* **TASK BRIEF**
Each line from the one with "Extract the structured" to the final line of the data must be reproduced exactly, and no other line may appear.
- Opening Delimiter -
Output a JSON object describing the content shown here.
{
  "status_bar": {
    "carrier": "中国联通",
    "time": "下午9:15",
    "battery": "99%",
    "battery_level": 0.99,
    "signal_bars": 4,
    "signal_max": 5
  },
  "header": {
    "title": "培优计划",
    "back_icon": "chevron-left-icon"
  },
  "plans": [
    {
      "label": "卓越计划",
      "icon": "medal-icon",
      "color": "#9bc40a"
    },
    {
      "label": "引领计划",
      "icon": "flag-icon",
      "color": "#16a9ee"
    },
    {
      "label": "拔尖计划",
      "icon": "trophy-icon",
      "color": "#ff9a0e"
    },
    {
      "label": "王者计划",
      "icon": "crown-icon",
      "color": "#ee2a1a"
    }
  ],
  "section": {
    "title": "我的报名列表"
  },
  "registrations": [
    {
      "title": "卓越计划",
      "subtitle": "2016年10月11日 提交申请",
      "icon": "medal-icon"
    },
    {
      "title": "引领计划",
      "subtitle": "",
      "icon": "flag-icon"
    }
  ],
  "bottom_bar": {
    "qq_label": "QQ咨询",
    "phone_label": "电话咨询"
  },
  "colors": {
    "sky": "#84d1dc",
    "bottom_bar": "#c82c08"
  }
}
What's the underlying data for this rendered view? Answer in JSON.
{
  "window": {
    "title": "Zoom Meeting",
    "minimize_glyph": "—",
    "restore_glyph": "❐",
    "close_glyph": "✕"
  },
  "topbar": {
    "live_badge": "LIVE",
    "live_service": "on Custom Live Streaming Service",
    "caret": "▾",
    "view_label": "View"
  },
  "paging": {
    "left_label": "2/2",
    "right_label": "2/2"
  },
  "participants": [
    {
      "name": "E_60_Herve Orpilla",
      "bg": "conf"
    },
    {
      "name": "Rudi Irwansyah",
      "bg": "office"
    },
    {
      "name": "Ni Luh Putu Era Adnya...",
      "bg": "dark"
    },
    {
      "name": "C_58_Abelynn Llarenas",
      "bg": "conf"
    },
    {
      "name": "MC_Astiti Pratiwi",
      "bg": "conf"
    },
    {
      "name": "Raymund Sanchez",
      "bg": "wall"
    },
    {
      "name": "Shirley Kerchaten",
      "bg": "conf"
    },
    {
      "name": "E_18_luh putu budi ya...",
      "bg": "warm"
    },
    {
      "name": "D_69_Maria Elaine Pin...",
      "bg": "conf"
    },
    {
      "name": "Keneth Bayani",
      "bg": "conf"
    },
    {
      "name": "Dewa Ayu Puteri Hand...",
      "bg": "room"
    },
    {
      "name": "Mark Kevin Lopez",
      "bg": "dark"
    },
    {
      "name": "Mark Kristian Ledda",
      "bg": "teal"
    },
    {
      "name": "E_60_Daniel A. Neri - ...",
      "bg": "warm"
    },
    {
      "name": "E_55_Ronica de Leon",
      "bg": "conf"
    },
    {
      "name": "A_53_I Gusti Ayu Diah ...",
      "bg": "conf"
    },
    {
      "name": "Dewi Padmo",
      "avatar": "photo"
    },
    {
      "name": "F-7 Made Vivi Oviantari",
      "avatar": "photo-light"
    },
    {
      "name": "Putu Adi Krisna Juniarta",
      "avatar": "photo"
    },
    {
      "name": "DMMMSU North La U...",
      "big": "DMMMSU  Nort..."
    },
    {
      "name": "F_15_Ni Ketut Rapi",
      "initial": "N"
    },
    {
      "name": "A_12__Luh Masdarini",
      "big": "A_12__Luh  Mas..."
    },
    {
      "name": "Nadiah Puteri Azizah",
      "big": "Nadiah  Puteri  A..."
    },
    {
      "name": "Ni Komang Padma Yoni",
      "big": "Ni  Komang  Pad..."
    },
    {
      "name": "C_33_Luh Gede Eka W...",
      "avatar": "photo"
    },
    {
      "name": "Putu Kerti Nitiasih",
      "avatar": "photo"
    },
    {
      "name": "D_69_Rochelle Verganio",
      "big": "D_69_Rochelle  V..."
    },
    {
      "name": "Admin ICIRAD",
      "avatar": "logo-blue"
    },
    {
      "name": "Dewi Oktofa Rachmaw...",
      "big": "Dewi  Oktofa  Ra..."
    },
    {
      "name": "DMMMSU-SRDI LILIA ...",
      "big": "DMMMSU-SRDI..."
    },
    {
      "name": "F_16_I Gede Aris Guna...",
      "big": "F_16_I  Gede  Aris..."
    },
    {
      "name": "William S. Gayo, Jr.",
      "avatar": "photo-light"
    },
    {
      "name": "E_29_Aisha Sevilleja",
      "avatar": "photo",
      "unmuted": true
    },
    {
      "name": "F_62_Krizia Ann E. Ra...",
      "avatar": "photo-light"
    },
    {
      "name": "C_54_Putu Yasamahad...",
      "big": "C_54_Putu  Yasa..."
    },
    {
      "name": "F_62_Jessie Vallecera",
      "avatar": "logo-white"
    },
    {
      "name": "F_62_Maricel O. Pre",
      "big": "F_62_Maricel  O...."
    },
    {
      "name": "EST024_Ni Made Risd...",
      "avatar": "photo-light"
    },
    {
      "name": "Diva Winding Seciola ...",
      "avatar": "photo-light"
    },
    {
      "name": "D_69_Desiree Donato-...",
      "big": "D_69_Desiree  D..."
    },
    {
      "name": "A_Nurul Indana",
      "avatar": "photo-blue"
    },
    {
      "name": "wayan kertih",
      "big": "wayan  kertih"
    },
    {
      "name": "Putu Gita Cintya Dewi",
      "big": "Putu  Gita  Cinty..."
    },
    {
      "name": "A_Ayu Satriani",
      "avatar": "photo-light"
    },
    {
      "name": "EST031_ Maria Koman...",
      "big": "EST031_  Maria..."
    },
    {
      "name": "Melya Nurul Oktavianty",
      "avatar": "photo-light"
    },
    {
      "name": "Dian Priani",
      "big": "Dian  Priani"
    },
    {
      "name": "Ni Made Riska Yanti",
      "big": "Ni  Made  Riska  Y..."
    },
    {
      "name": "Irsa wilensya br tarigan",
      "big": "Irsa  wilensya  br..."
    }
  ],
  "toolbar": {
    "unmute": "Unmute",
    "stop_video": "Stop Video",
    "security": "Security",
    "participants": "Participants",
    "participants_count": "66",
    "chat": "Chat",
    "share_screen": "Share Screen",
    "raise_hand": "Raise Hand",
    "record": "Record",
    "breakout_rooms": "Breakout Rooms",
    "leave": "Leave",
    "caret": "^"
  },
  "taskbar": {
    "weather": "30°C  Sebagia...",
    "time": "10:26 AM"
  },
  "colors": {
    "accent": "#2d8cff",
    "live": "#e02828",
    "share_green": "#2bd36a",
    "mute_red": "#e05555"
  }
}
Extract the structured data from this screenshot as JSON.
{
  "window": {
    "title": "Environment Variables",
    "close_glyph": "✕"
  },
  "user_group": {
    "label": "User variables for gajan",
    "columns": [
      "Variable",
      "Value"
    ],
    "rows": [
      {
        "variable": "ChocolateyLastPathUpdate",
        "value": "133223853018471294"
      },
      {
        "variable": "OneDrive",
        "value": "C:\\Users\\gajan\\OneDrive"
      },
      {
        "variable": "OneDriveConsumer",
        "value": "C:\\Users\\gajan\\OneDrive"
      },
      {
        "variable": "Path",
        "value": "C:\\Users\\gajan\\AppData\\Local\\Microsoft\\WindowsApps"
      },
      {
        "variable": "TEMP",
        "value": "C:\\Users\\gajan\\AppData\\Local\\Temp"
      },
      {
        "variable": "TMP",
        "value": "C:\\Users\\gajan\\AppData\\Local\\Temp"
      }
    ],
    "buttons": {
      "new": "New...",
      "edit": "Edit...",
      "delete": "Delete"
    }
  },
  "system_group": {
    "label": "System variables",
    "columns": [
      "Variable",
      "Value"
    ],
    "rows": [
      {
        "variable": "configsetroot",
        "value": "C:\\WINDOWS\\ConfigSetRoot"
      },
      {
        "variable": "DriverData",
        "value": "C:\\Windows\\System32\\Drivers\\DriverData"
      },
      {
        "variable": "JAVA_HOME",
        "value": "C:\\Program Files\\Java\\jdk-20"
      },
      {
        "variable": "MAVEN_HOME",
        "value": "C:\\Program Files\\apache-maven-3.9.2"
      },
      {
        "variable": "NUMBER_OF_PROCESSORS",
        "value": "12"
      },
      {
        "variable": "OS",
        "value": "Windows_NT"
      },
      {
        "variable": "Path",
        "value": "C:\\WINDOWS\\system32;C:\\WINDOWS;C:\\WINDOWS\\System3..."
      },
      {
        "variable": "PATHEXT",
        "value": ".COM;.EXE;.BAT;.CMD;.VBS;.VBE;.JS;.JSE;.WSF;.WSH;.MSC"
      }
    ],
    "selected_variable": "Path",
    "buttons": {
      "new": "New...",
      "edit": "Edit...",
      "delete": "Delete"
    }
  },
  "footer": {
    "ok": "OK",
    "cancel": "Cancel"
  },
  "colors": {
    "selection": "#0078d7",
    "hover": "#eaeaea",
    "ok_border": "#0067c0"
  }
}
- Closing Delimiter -
* **RESPONSE AREA**
Extract the structured data from this screenshot as JSON.
{
  "window": {
    "title": "Environment Variables",
    "close_glyph": "✕"
  },
  "user_group": {
    "label": "User variables for gajan",
    "columns": [
      "Variable",
      "Value"
    ],
    "rows": [
      {
        "variable": "ChocolateyLastPathUpdate",
        "value": "133223853018471294"
      },
      {
        "variable": "OneDrive",
        "value": "C:\\Users\\gajan\\OneDrive"
      },
      {
        "variable": "OneDriveConsumer",
        "value": "C:\\Users\\gajan\\OneDrive"
      },
      {
        "variable": "Path",
        "value": "C:\\Users\\gajan\\AppData\\Local\\Microsoft\\WindowsApps"
      },
      {
        "variable": "TEMP",
        "value": "C:\\Users\\gajan\\AppData\\Local\\Temp"
      },
      {
        "variable": "TMP",
        "value": "C:\\Users\\gajan\\AppData\\Local\\Temp"
      }
    ],
    "buttons": {
      "new": "New...",
      "edit": "Edit...",
      "delete": "Delete"
    }
  },
  "system_group": {
    "label": "System variables",
    "columns": [
      "Variable",
      "Value"
    ],
    "rows": [
      {
        "variable": "configsetroot",
        "value": "C:\\WINDOWS\\ConfigSetRoot"
      },
      {
        "variable": "DriverData",
        "value": "C:\\Windows\\System32\\Drivers\\DriverData"
      },
      {
        "variable": "JAVA_HOME",
        "value": "C:\\Program Files\\Java\\jdk-20"
      },
      {
        "variable": "MAVEN_HOME",
        "value": "C:\\Program Files\\apache-maven-3.9.2"
      },
      {
        "variable": "NUMBER_OF_PROCESSORS",
        "value": "12"
      },
      {
        "variable": "OS",
        "value": "Windows_NT"
      },
      {
        "variable": "Path",
        "value": "C:\\WINDOWS\\system32;C:\\WINDOWS;C:\\WINDOWS\\System3..."
      },
      {
        "variable": "PATHEXT",
        "value": ".COM;.EXE;.BAT;.CMD;.VBS;.VBE;.JS;.JSE;.WSF;.WSH;.MSC"
      }
    ],
    "selected_variable": "Path",
    "buttons": {
      "new": "New...",
      "edit": "Edit...",
      "delete": "Delete"
    }
  },
  "footer": {
    "ok": "OK",
    "cancel": "Cancel"
  },
  "colors": {
    "selection": "#0078d7",
    "hover": "#eaeaea",
    "ok_border": "#0067c0"
  }
}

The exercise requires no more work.